Ring security cameras & # 39; s have recently been in the news for the wrong reasons. It seems that many people re-used compromised passwords, allowing bad actors to log in and view users or even harass them. Today, Ring has announced that it makes two-factor authentication (2FA) mandatory for all users with every login, and that it pauses third-party analysis.
If you want to place internet-connected security cameras in your home, you want peace of mind that you and only the people you allow have access to them. Unfortunately, password reuse is still a common problem to this day, and that has led bad actors to break into others' accounts.
It's as simple as combing a database from one of the many violated companies and trying combinations of username and password until you hit one. Once inside, you can see cameras, talk to people or anything that a legitimate user could do in their account. For a long time, Ring (owned by Amazon) has been blaming its users for these problems, but now the company is taking our advice and making it 2FA mandatory.
Starting today, every time you try to log in to your Ring account, you must enter a one-time pin code. You can choose to have the pin code sent by e-mail or text message, and that extra layer of security must prevent someone else from logging in to your account.
If you set up shared user access (for family or friends), they must go through the same process when they access their account.
It is worth noting that Google recently announced that users who chose not to migrate from Nest accounts should also use 2FA.
But that's not it & # 39; These are only security issues that Ring has had to deal with lately. The amount of tracking and analysis that the company has given to third parties also led to research. Fortunately, Ring today pauses most of those analyzes. Unfortunately, it did not specify what it turned on.
Ring promised to build a new feature in the control center (found in the Ring app) that allows you to opt out of third-party analysis. And from today you can opt out of personalized ads.
These are huge and necessary changes, and it is good that the company has listened to feedback and implemented suggestions. We hope that the Ring is considering adding IP logging as an additional measure to prevent password guessing.

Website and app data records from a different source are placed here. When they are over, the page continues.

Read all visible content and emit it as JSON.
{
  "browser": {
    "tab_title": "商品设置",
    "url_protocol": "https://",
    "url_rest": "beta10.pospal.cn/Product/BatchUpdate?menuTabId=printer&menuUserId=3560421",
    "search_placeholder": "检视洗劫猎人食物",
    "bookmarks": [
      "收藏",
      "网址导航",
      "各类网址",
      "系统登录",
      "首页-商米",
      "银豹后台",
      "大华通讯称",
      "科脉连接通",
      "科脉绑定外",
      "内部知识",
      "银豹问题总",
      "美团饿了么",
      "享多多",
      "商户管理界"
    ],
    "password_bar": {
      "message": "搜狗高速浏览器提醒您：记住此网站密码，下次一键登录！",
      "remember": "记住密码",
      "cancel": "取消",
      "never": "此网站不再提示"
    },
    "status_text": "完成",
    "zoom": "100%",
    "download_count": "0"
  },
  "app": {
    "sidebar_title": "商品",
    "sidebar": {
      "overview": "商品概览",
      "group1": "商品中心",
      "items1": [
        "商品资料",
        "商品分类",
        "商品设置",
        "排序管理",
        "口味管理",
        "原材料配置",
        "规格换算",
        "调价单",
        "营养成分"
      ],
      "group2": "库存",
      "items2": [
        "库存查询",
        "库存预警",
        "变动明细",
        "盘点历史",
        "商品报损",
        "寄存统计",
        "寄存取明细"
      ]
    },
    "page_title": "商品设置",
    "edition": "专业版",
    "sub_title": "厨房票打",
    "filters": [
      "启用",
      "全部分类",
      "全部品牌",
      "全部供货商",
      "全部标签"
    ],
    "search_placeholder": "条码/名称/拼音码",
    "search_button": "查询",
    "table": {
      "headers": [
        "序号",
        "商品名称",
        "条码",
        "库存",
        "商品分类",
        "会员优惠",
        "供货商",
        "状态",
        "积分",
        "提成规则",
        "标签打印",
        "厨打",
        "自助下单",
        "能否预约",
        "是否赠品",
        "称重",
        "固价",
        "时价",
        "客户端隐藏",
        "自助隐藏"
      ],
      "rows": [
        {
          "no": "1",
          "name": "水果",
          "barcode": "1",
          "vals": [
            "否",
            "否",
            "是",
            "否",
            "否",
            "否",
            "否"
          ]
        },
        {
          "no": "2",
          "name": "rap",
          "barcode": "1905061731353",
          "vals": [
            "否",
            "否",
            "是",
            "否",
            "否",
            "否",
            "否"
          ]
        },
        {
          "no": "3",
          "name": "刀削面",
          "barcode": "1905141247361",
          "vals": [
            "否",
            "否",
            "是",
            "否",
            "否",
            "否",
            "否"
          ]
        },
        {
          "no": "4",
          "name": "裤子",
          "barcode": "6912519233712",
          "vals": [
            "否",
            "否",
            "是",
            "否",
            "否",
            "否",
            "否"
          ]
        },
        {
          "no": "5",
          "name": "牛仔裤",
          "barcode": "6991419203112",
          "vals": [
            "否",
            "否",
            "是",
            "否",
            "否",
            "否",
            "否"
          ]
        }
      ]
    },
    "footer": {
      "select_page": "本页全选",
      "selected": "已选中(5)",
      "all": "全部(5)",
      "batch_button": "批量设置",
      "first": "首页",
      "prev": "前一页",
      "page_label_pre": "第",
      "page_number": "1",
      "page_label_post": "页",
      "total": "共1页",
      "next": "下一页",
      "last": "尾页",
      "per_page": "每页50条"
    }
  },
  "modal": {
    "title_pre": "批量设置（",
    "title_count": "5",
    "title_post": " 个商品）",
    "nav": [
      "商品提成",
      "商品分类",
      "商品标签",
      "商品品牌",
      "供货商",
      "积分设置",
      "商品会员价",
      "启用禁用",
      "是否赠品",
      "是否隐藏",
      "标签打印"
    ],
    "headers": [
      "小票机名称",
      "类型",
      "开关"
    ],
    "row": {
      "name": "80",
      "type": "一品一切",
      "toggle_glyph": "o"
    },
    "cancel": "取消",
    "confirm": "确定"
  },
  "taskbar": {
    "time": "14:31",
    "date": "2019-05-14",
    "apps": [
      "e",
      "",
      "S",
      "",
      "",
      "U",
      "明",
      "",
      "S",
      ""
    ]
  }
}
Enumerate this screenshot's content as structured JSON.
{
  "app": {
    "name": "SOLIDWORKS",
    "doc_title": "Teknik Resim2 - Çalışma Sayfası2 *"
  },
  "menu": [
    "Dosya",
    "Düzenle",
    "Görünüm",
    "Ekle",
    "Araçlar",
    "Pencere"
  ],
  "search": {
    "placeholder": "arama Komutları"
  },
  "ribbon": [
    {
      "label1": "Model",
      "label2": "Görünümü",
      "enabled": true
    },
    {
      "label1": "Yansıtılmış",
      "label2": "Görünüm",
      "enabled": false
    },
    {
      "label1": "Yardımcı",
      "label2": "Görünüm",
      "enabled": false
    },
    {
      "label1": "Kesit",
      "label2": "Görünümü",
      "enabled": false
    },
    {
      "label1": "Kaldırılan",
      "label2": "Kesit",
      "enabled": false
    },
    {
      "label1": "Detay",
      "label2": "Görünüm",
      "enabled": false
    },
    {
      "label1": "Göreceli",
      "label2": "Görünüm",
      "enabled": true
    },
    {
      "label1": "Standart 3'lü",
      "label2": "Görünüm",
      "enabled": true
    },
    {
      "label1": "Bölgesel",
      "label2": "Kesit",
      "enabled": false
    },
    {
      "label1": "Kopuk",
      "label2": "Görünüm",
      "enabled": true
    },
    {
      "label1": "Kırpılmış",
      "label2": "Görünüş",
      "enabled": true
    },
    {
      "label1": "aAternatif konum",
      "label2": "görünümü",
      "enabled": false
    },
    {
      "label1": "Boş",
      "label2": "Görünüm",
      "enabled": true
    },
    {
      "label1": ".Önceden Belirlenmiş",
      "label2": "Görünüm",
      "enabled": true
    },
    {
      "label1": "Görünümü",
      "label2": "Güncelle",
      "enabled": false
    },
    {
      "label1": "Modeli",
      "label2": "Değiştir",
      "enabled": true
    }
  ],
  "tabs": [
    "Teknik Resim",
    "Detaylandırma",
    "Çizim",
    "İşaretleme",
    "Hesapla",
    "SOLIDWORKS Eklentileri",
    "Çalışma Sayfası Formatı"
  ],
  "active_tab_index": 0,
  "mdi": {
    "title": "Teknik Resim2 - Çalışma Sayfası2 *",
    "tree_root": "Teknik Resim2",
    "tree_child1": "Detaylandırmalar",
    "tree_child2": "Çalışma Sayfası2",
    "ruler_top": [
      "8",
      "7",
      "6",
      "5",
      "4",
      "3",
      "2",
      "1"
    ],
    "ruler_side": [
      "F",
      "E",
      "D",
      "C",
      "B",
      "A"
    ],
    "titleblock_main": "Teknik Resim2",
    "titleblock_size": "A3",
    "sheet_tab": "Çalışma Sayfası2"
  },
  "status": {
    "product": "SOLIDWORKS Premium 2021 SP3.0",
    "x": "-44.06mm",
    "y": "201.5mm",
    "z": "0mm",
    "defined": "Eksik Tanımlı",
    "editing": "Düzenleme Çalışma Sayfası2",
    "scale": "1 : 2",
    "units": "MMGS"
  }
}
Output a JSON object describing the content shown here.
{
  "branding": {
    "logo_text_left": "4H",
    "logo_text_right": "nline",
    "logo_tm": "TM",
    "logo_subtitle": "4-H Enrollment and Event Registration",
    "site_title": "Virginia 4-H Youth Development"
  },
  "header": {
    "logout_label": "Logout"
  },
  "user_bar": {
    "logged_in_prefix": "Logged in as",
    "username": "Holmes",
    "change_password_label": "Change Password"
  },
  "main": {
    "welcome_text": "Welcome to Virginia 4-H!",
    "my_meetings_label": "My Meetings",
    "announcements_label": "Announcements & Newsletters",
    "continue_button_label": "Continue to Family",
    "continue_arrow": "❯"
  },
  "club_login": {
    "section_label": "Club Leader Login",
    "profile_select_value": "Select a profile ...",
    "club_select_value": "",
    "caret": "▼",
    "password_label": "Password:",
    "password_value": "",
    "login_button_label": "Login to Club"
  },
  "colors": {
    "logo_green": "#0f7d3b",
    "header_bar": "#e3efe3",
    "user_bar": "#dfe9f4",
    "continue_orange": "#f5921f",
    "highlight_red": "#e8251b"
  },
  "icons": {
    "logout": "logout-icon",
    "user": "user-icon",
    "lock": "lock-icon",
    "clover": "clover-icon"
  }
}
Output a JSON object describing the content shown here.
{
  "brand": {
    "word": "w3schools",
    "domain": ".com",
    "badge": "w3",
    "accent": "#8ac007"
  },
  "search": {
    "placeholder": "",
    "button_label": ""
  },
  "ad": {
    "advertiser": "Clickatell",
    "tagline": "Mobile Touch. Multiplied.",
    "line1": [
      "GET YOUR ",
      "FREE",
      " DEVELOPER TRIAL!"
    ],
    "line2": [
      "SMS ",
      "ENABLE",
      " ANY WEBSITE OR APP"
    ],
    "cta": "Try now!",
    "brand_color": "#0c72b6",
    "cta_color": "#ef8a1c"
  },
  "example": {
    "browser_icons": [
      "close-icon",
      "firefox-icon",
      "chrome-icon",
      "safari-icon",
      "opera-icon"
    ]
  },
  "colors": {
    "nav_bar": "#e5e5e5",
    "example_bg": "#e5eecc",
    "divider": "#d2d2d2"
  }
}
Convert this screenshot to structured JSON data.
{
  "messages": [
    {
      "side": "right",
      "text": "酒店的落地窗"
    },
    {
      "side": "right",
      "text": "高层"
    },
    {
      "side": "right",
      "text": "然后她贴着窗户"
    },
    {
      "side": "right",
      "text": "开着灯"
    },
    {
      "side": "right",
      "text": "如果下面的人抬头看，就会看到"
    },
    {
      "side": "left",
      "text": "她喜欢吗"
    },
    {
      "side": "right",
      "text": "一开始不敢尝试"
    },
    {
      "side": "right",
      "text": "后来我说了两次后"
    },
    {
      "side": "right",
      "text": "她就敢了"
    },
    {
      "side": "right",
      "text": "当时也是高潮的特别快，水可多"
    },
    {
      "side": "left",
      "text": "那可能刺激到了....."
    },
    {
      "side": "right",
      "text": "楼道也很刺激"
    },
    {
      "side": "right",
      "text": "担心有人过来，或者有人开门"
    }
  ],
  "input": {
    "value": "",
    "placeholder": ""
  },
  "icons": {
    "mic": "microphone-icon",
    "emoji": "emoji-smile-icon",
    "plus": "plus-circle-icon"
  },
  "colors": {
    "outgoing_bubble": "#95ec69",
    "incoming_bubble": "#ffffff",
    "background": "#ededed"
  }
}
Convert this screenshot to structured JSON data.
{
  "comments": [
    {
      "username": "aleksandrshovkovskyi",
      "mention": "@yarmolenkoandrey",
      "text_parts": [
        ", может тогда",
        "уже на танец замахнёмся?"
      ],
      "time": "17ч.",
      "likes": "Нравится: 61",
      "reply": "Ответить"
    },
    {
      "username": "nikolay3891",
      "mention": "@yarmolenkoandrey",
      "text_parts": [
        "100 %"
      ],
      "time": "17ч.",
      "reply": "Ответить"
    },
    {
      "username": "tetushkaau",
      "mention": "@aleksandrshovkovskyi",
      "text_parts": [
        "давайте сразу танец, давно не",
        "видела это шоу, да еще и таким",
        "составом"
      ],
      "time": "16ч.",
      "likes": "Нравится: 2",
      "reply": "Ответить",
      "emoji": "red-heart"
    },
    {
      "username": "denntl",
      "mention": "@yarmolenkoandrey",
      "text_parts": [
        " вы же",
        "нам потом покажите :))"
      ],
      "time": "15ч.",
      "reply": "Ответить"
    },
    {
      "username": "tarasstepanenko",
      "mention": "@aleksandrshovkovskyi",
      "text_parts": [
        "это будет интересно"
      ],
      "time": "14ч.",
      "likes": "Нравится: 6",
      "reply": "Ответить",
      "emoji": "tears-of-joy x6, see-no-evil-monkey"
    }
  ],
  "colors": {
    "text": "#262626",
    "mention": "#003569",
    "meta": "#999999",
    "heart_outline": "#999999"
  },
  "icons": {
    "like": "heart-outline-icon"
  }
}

But this is a good first step towards a safer service.
Ring says that the updates are now being rolled out and that users must use the latest version of the app (for iOS and Android) to use them. The company expects all users to see the changes within the week.